═══ DATA TO USE ═══

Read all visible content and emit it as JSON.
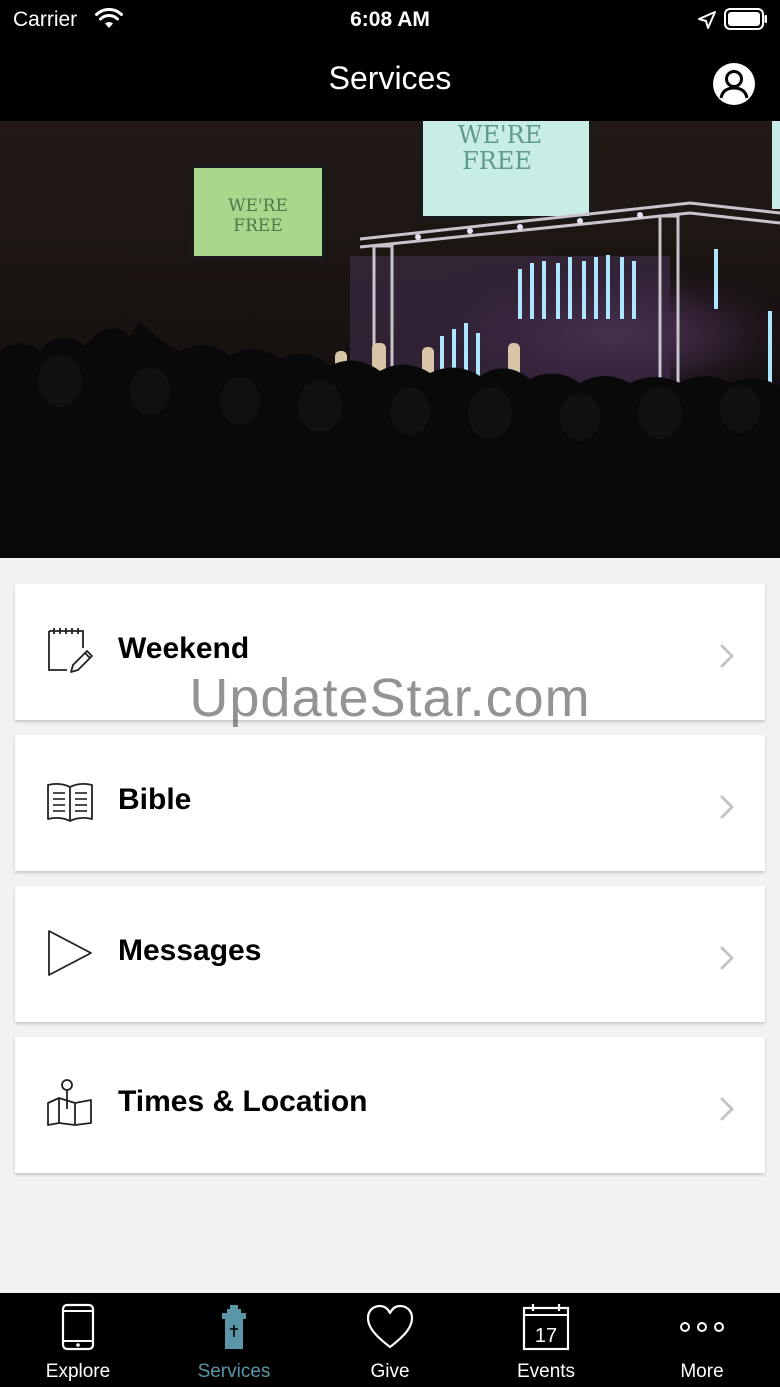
{
  "status_bar": {
    "carrier": "Carrier",
    "time": "6:08 AM"
  },
  "nav": {
    "title": "Services"
  },
  "hero": {
    "screen_text_left": [
      "WE'RE",
      "FREE"
    ],
    "screen_text_right": [
      "WE'RE",
      "FREE"
    ]
  },
  "menu": [
    {
      "label": "Weekend",
      "icon": "notepad-edit-icon"
    },
    {
      "label": "Bible",
      "icon": "open-book-icon"
    },
    {
      "label": "Messages",
      "icon": "play-icon"
    },
    {
      "label": "Times & Location",
      "icon": "map-pin-icon"
    }
  ],
  "watermark": "UpdateStar.com",
  "tabs": [
    {
      "label": "Explore",
      "icon": "phone-icon",
      "active": false
    },
    {
      "label": "Services",
      "icon": "church-icon",
      "active": true
    },
    {
      "label": "Give",
      "icon": "heart-icon",
      "active": false
    },
    {
      "label": "Events",
      "icon": "calendar-icon",
      "active": false,
      "icon_text": "17"
    },
    {
      "label": "More",
      "icon": "more-dots-icon",
      "active": false
    }
  ],
  "colors": {
    "accent": "#5b95a8",
    "bar": "#000000",
    "background": "#f2f2f2"
  }
}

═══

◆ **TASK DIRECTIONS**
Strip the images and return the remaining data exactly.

◆ **WRITTEN RESPONSE**
Read all visible content and emit it as JSON.
{
  "status_bar": {
    "carrier": "Carrier",
    "time": "6:08 AM"
  },
  "nav": {
    "title": "Services"
  },
  "hero": {
    "screen_text_left": [
      "WE'RE",
      "FREE"
    ],
    "screen_text_right": [
      "WE'RE",
      "FREE"
    ]
  },
  "menu": [
    {
      "label": "Weekend",
      "icon": "notepad-edit-icon"
    },
    {
      "label": "Bible",
      "icon": "open-book-icon"
    },
    {
      "label": "Messages",
      "icon": "play-icon"
    },
    {
      "label": "Times & Location",
      "icon": "map-pin-icon"
    }
  ],
  "watermark": "UpdateStar.com",
  "tabs": [
    {
      "label": "Explore",
      "icon": "phone-icon",
      "active": false
    },
    {
      "label": "Services",
      "icon": "church-icon",
      "active": true
    },
    {
      "label": "Give",
      "icon": "heart-icon",
      "active": false
    },
    {
      "label": "Events",
      "icon": "calendar-icon",
      "active": false,
      "icon_text": "17"
    },
    {
      "label": "More",
      "icon": "more-dots-icon",
      "active": false
    }
  ],
  "colors": {
    "accent": "#5b95a8",
    "bar": "#000000",
    "background": "#f2f2f2"
  }
}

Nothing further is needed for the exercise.